## Work request
Give only the number of lines in the data that contain the word "Verset".

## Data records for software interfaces
————————
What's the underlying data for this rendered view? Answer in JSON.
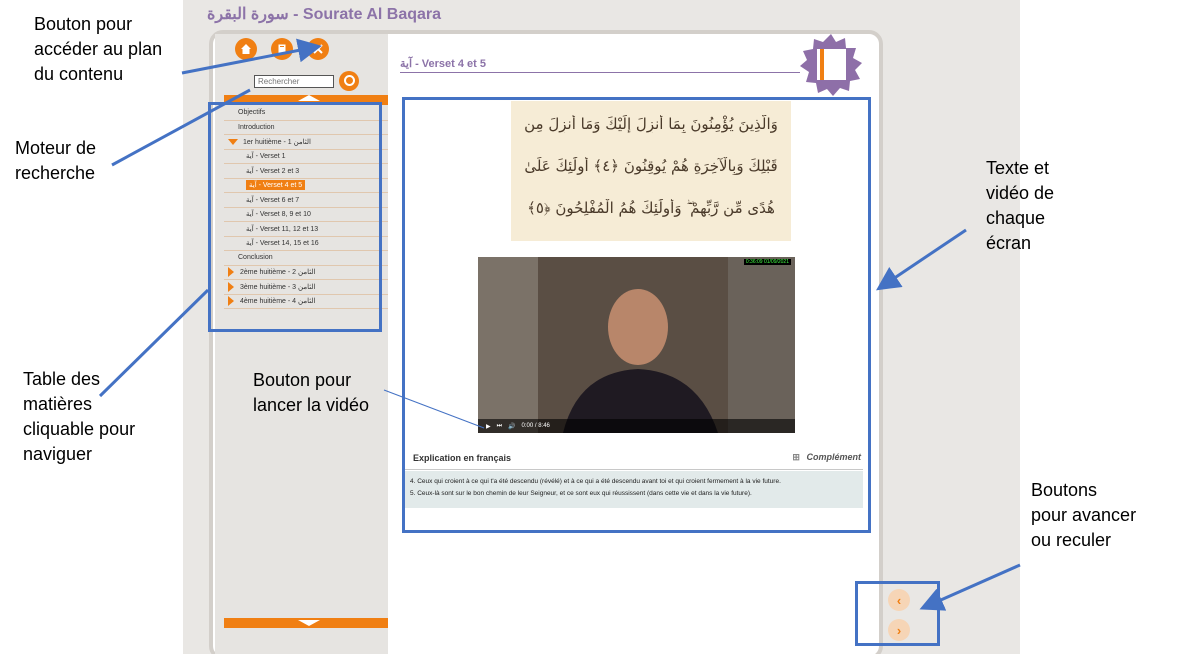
{
  "title": "سورة البقرة - Sourate Al Baqara",
  "search": {
    "placeholder": "Rechercher"
  },
  "toc": {
    "items": [
      {
        "label": "Objectifs",
        "marker": "none"
      },
      {
        "label": "Introduction",
        "marker": "none"
      },
      {
        "label": "1er huitième - الثامن 1",
        "marker": "down"
      },
      {
        "label": "آية - Verset 1",
        "marker": "sub"
      },
      {
        "label": "آية - Verset 2 et 3",
        "marker": "sub"
      },
      {
        "label": "آية - Verset 4 et 5",
        "marker": "active"
      },
      {
        "label": "آية - Verset 6 et 7",
        "marker": "sub"
      },
      {
        "label": "آية - Verset 8, 9 et 10",
        "marker": "sub"
      },
      {
        "label": "آية - Verset 11, 12 et 13",
        "marker": "sub"
      },
      {
        "label": "آية - Verset 14, 15 et 16",
        "marker": "sub"
      },
      {
        "label": "Conclusion",
        "marker": "none"
      },
      {
        "label": "2ème huitième - الثامن 2",
        "marker": "right"
      },
      {
        "label": "3ème huitième - الثامن 3",
        "marker": "right"
      },
      {
        "label": "4ème huitième - الثامن 4",
        "marker": "right"
      }
    ]
  },
  "content": {
    "title": "آية - Verset 4 et 5",
    "quran_lines": [
      "وَالَّذِينَ يُؤْمِنُونَ بِمَا أُنزِلَ إِلَيْكَ وَمَا أُنزِلَ مِن",
      "قَبْلِكَ وَبِالْآخِرَةِ هُمْ يُوقِنُونَ ﴿٤﴾ أُولَٰئِكَ عَلَىٰ",
      "هُدًى مِّن رَّبِّهِمْ ۖ وَأُولَٰئِكَ هُمُ الْمُفْلِحُونَ ﴿٥﴾"
    ],
    "video_time": "0:00 / 8:46",
    "video_stamp": "0:36:09 01/09/2021",
    "explanation_title": "Explication en français",
    "complement_label": "Complément",
    "explanation_lines": [
      "4. Ceux qui croient à ce qui t'a été descendu (révélé) et à ce qui a été descendu avant toi et qui croient fermement à la vie future.",
      "5. Ceux-là sont sur le bon chemin de leur Seigneur, et ce sont eux qui réussissent (dans cette vie et dans la vie future)."
    ]
  },
  "nav": {
    "prev": "‹",
    "next": "›"
  },
  "annotations": {
    "plan": "Bouton pour\naccéder au plan\ndu contenu",
    "search": "Moteur de\nrecherche",
    "toc": "Table des\nmatières\ncliquable pour\nnaviguer",
    "video": "Bouton pour\nlancer la vidéo",
    "text": "Texte et\nvidéo de\nchaque\nécran",
    "nav": "Boutons\npour avancer\nou reculer"
  },
  "colors": {
    "accent": "#f07f13",
    "title": "#8c73a8",
    "annotation": "#4472c4"
  }
}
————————
## Task solution
8